Monday, November 17, 2014: 9:12 AM
F152 (Oregon Convention Center)
Kelsey Schall , Department of Entomology, University of California, Riverside, CA
Mark S. Hoddle , Department of Entomology, University of California, Riverside, CA
The Asian citrus psyllid (ACP), Diaphorina citri, is an invasive honeydew-producing citrus pest and a vector of the bacterium responsible for huanglongbing (HLB). This disease has devastated Florida’s citrus industry and the same threat is imminent in California as D. citri spreads throughout its citrus growing regions. California’s current ACP biological control program has focused on establishing the host-specific ectoparasitoid, Tamarixia radiata. Historically, biological control programs utilizing T. radiata have been very successful in ACP population reduction, often resulting in significantly stalled disease spread or disease prevention altogether. However, preliminary data suggests parasitism is not high enough to provide substantial control of ACP in Southern California. Perhaps one contributing factor is the invasive Argentine ant, Linepithema humile, which commonly tends ACP colonies. The presence of this mutualism may influence predation and parasitism, as ants prevent natural enemy access to D. citri nymphs. We sought to elucidate intraguild interactions among mutualists, predators and parasitoids of ACP with the goal of developing an action threshold for Argentine ant damage in this system; that is, the ant activity level that significantly interferes with biological control of D. citri. Specifically, we wanted to quantify the effect that ACP attendance by L. humile has on the parasitism rate of T. radiata, as well as predator composition and density, by manipulating ant activity in citrus orchards. Over the past 2 years we examined nearly a thousand flush samples from 98 trees at 5 different field sites in Southern California. Half of all experimental trees were baited with a thiamethoxam sucrose solution to reduce ant activity and the other half were left untreated. On all trees, half of the experimental flush were protected with a Tanglefoot barrier to completely exclude ants.
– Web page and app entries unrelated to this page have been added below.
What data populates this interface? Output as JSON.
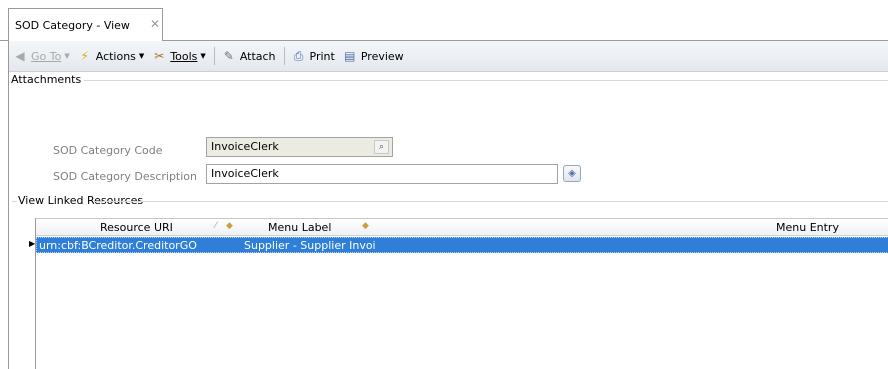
{
  "tab": {
    "title": "SOD Category - View",
    "close": "✕"
  },
  "toolbar": {
    "goto": "Go To",
    "actions": "Actions",
    "tools": "Tools",
    "attach": "Attach",
    "print": "Print",
    "preview": "Preview"
  },
  "sections": {
    "attachments": "Attachments",
    "linked": "View Linked Resources"
  },
  "form": {
    "code_label": "SOD Category Code",
    "code_value": "InvoiceClerk",
    "desc_label": "SOD Category Description",
    "desc_value": "InvoiceClerk"
  },
  "grid": {
    "columns": [
      "Resource URI",
      "Menu Label",
      "Menu Entry"
    ],
    "rows": [
      {
        "uri": "urn:cbf:BCreditor.CreditorGO",
        "label": "Supplier - Supplier Invoi",
        "entry": ""
      }
    ]
  },
  "colors": {
    "selection": "#2f7fd8",
    "toolbar": "#e4e8ee"
  }
}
Throughout the course of the experiment, we recorded and compared changes in ant activity, the presence of other honeydew-producing hemipterans, composition and density of predators, and parasitism by T. radiata. Results will be discussed in the presentation.